And it’s been a win-win for all. High quality fruit means the wineries pay more per ton for grapes. Wineries using sustainably grown grapes can use the desirable seal of “Lodi Rules” on the bottle. What distinguishes their sustainability program is it has third party verification and the fees cover the programs costs (making even the program sustainable).

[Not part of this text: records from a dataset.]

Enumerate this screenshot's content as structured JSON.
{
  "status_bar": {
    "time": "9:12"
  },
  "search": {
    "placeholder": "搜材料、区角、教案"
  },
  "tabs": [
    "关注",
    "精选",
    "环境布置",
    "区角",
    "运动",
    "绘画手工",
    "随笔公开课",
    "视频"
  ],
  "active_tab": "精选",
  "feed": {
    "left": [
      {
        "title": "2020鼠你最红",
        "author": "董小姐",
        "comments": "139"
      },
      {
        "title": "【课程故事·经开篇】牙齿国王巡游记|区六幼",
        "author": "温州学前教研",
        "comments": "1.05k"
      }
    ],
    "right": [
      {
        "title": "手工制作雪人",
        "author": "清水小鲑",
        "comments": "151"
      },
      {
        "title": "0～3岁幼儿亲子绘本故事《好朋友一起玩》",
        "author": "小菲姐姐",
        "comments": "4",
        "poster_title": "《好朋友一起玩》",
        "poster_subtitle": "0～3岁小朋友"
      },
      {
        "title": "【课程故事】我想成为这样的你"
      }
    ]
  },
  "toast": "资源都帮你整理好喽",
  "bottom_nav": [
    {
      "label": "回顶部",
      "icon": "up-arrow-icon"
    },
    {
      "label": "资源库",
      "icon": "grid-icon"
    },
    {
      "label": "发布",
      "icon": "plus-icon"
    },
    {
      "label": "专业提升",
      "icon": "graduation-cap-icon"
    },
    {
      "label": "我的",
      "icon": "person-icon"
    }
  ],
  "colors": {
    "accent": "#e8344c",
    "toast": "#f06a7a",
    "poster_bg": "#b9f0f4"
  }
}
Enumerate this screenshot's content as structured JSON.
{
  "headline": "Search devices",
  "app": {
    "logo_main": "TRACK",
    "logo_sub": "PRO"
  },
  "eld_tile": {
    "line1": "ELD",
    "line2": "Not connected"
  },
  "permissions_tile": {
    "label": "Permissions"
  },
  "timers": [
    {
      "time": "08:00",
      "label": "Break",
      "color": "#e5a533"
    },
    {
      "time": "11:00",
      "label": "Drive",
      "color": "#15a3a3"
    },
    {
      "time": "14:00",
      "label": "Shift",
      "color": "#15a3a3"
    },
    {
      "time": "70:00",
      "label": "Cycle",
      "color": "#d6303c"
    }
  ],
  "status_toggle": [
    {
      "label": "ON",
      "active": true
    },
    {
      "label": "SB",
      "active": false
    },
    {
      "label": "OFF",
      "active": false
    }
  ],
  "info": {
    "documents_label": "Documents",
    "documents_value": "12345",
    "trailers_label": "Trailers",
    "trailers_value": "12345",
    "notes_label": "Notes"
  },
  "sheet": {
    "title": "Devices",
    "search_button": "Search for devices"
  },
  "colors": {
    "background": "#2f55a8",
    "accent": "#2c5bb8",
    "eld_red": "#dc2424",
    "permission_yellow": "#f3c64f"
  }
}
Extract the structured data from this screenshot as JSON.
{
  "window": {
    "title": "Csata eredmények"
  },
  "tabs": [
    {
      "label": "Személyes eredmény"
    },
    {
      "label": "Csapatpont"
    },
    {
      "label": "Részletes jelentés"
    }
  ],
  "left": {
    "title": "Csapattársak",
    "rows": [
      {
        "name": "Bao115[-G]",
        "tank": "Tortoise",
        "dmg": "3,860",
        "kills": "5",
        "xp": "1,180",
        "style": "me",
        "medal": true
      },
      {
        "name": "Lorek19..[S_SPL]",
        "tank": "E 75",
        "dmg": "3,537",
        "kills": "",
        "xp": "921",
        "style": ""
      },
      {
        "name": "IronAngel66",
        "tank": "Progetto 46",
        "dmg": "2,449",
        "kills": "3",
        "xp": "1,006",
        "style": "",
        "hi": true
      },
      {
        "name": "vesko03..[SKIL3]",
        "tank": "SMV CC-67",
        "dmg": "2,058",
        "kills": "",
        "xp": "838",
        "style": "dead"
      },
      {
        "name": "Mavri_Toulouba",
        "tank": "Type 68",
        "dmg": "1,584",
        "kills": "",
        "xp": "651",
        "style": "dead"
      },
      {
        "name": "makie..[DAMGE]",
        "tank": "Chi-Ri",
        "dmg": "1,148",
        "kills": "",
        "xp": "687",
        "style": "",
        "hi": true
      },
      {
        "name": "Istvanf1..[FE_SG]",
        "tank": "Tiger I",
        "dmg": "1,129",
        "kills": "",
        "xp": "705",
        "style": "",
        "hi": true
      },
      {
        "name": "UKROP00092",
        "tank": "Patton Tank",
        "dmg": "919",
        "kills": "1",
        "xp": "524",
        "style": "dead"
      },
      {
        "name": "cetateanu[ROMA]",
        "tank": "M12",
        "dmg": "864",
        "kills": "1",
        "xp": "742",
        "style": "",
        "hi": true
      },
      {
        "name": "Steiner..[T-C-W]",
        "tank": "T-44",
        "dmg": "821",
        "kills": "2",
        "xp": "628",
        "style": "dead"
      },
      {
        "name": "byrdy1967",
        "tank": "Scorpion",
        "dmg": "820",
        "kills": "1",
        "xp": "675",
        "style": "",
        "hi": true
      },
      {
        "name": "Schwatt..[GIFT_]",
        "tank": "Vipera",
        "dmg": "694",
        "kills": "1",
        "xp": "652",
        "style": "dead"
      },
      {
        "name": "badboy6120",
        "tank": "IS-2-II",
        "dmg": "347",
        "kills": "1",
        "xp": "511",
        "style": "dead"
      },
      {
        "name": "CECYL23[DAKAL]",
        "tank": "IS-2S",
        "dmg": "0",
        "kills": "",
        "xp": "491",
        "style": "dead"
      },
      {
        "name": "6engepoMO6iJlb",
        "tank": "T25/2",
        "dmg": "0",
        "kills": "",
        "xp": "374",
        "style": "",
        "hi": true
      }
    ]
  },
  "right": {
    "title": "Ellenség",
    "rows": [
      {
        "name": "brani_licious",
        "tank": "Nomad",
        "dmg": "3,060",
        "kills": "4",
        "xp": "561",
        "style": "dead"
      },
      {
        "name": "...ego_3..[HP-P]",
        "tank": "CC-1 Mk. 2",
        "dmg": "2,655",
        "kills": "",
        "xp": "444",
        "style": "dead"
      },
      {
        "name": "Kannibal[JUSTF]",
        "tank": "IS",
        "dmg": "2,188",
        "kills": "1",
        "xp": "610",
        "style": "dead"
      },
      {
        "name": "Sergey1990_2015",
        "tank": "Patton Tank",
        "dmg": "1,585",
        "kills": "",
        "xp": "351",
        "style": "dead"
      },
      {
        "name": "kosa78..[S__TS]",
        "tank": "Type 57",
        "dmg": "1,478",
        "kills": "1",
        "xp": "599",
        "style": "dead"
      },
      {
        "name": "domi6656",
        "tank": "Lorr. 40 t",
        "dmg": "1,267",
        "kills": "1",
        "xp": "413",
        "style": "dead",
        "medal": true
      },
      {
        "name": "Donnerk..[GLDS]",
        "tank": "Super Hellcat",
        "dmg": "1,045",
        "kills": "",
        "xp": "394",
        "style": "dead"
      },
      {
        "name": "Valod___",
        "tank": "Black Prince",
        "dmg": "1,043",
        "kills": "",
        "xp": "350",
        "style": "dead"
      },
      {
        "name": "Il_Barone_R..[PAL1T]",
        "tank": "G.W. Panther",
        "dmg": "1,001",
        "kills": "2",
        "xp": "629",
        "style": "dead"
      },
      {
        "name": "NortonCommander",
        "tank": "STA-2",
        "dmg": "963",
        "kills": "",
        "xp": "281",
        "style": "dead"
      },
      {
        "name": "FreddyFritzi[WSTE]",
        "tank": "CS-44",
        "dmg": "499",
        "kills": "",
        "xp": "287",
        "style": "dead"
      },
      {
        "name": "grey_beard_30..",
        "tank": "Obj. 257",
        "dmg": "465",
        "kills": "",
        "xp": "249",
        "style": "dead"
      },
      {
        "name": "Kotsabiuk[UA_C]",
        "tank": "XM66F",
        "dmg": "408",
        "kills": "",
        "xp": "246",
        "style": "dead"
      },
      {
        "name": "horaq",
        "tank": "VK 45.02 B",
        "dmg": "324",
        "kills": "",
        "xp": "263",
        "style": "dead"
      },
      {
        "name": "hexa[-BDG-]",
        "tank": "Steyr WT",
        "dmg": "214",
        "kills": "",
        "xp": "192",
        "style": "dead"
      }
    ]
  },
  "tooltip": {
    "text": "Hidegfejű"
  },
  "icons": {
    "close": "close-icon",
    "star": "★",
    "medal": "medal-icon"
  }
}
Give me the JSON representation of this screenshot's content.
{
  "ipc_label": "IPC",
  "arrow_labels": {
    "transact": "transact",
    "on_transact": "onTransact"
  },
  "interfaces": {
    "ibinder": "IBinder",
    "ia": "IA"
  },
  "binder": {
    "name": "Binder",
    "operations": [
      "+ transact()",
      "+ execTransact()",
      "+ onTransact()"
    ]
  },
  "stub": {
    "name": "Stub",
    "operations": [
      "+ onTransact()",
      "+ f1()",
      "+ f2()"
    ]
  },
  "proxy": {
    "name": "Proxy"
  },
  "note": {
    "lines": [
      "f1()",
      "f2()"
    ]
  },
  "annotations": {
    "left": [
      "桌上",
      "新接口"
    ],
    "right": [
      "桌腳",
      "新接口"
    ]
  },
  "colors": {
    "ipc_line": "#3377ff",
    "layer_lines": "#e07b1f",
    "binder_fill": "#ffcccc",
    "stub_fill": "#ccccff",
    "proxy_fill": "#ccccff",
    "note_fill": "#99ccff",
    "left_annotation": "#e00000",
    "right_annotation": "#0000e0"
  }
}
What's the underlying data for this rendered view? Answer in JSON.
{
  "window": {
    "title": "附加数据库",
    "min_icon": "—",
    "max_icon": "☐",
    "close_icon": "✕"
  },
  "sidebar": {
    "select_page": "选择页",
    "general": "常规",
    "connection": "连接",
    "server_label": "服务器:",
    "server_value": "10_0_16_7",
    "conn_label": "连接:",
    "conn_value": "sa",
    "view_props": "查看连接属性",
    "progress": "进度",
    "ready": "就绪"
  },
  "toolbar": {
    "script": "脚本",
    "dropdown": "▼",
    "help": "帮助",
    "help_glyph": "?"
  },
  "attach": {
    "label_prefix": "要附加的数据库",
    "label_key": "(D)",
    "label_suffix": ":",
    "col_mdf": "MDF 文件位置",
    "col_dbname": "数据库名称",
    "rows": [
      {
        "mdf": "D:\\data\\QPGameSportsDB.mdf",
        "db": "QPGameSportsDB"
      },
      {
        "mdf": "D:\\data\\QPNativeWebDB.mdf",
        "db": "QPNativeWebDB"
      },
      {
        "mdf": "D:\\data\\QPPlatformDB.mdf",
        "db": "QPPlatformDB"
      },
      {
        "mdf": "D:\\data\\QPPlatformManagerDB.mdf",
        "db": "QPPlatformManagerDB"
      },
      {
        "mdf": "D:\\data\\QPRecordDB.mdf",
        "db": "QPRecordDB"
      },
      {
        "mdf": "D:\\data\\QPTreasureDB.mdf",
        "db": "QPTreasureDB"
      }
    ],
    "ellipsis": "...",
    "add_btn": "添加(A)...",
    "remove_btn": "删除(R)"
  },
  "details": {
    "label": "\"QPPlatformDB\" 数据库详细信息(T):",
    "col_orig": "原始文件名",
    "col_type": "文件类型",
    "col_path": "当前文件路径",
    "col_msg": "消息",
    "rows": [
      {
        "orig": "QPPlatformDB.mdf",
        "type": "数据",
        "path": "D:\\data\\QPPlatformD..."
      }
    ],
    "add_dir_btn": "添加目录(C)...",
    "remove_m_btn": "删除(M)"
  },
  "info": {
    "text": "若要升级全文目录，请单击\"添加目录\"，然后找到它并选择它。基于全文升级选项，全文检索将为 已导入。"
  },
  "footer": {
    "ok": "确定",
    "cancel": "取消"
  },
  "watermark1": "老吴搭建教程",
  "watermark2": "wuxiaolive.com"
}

A word on the wines: Lately Lodi wines are trending not only for their old vine Zinfandels (vines between 65--130 year old, pictured above from Maley Brothers Wegat Vineyard) but for their wines from esoteric Iberian and German varieties. Besides the most established name wineries sourcing fruit from Lodi ---Turley, Forlorn Hope, Scholium Project, Bonny Doon--- the region boasts a number of boutique wineries getting noticed for their use of unexpected varietals: Borra Winery ( Kerner), Acquiesce Vineyards (Picpoul Blanc and Rousanne from this all-white producer,) and Lange Twins Winery (Teroldego).
Longtime Grape Farmer Launches a Wine Brand
Tom Gore Vineyards is the first wine named after a grape farmer (first in California but not necessarily in France). The new brand launched this spring with a kick-off dinner held at Blue Hill at Stone Barns in Pocantico, NY—a celebrated farm-to-table restaurant with a vast farm on the property. How appropriate that farm-to-table meets “farm-to-glass.” A second generation grape grower acting as viticulturist for wineries throughout Northern California, Gore uses mostly Sonoma grapes from Alexander Valley and Dry Creek for his brand. I tasted his creamy chardonnay with its tropical fruit and toasty notes, which matched well with a dish of winter squash in a yogurt sauce sprinkled with toasted almonds. Gore’s most impressive debut expression, the 2012 Field Blend ($40), from a single vineyard combining varieties Petit Verdot, Malbec, Merlot, Cabernet and Tempranillo, and aged 22 months in French oak. This wine was savory with dark fruit flavors and subtle tannins—a great pair to the Stone Barns pastured lamb.